        Abraham’s faith was learning to see that. As he continues to intercede with God, he asks successively that the city might be spared if fifty righteous people are found in it, then forty-five, forty, thirty, twenty, and finally ten. Each time God agreed, so that if only ten righteous people could have been found in Sodom, God would not have destroyed it. But why did Abraham stop with ten? Why not go on to five or even one? Some say he didn’t dare to press God farther. Perhaps so, but I don’t believe he would have stopped until he was confident that Lot and his family were safe.

        The number ten should have provided that protection with a margin of safety. With Lot and his wife, his two unmarried daughters, his married daughters and sons-in-law, and perhaps sons also, ten righteous surely could be found. But we’ll see in chapter 19 that these hopes exceeded reality. Lot would have been lost, were it not for God’s bountiful grace, which always exceeds our expectations. In the final analysis the four or three that escaped did so by grace alone. God heard Abraham’s prayer. He didn’t answer it the way Abraham expected. He did good - but he did it his own way, in a way consistent with his righteous character and his desire for justice.

        So faith learns to trust in God’s goodness. Nathan and Elizabeth Hughes have had a recent example of that. For many years Nathan worked a job that wasn’t real challenging and definitely wasn’t high paying even with overtime. A few months back he started to actively look for a new job, but there wasn’t much out there that he could fit into or even be trained for. Then he found an opening for a police dispatcher in the city of Webster.

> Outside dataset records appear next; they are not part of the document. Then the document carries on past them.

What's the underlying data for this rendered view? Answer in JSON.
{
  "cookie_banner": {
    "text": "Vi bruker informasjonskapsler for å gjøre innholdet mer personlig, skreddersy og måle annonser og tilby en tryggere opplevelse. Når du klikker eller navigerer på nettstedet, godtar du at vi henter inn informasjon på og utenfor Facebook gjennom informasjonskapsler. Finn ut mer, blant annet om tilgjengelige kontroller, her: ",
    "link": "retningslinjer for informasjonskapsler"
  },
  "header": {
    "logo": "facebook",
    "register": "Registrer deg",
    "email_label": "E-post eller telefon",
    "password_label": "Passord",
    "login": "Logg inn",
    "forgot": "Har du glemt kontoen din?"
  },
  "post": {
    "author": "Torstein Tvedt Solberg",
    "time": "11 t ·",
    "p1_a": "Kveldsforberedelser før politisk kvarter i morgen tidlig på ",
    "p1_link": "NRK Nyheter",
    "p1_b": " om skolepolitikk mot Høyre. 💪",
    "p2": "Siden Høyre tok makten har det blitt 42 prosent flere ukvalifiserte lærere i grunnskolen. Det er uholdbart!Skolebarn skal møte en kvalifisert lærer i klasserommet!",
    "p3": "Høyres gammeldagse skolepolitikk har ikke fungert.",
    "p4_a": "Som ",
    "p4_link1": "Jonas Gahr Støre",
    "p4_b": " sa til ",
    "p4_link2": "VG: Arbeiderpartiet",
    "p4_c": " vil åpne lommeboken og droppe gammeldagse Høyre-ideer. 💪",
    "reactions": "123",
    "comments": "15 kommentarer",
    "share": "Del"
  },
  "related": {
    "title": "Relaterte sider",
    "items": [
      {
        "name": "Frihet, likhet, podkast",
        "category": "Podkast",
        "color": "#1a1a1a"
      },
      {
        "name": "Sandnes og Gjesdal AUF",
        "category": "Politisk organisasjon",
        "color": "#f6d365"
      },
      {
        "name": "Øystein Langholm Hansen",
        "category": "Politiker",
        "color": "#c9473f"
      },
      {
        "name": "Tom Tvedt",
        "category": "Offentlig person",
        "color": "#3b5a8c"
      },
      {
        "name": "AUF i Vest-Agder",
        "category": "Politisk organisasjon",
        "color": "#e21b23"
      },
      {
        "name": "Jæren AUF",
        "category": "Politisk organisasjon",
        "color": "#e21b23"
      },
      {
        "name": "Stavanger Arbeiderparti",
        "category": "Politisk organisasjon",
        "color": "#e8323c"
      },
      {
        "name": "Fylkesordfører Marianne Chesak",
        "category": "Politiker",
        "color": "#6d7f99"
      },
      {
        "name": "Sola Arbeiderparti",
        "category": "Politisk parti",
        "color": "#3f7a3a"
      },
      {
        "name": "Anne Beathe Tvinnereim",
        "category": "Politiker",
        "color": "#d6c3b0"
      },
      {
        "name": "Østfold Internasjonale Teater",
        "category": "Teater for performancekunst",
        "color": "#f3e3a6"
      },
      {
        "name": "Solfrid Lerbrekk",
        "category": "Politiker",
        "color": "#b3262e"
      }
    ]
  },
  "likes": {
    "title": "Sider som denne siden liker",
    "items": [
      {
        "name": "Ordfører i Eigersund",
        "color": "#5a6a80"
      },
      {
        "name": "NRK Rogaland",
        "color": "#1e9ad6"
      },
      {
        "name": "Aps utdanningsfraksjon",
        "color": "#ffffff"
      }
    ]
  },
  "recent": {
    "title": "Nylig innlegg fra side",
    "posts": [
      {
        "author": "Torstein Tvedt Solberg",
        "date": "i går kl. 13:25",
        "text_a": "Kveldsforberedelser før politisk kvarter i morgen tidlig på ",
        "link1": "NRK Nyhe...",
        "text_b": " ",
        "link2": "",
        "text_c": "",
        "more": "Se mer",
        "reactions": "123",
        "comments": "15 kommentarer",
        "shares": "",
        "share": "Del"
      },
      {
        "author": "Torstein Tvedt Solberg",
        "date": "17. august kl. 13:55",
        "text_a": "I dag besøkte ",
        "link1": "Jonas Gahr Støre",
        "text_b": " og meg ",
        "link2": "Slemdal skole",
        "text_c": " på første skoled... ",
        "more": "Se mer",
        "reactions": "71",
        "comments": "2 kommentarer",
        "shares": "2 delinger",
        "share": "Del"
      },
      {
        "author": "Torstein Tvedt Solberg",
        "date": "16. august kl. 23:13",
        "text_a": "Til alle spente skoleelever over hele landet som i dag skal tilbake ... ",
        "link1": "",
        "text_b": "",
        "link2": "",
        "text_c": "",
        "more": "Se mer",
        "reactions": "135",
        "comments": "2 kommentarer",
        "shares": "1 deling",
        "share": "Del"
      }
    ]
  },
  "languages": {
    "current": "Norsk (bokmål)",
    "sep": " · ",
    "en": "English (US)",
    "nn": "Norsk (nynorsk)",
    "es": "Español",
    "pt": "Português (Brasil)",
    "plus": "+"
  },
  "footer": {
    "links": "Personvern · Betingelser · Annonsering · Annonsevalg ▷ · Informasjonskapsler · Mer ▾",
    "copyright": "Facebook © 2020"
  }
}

Trying not to get his hopes up he went through the application process, the preliminary interview process, the examination process, the drug testing process, the background check and the final interview process. At each stage he became more convinced that this would be a great job for him, and one with a lot of potential - especially since they would provide complete on-the-job training. It was almost a ‘too good to be true’ ‘too wonderful for God to do’ situation. But not very many weeks ago he got that job, and now Nathan is heavily into the training process - studying hard, but enjoying it. Their faith, already growing, has learned even more to trust that the righteous God does good.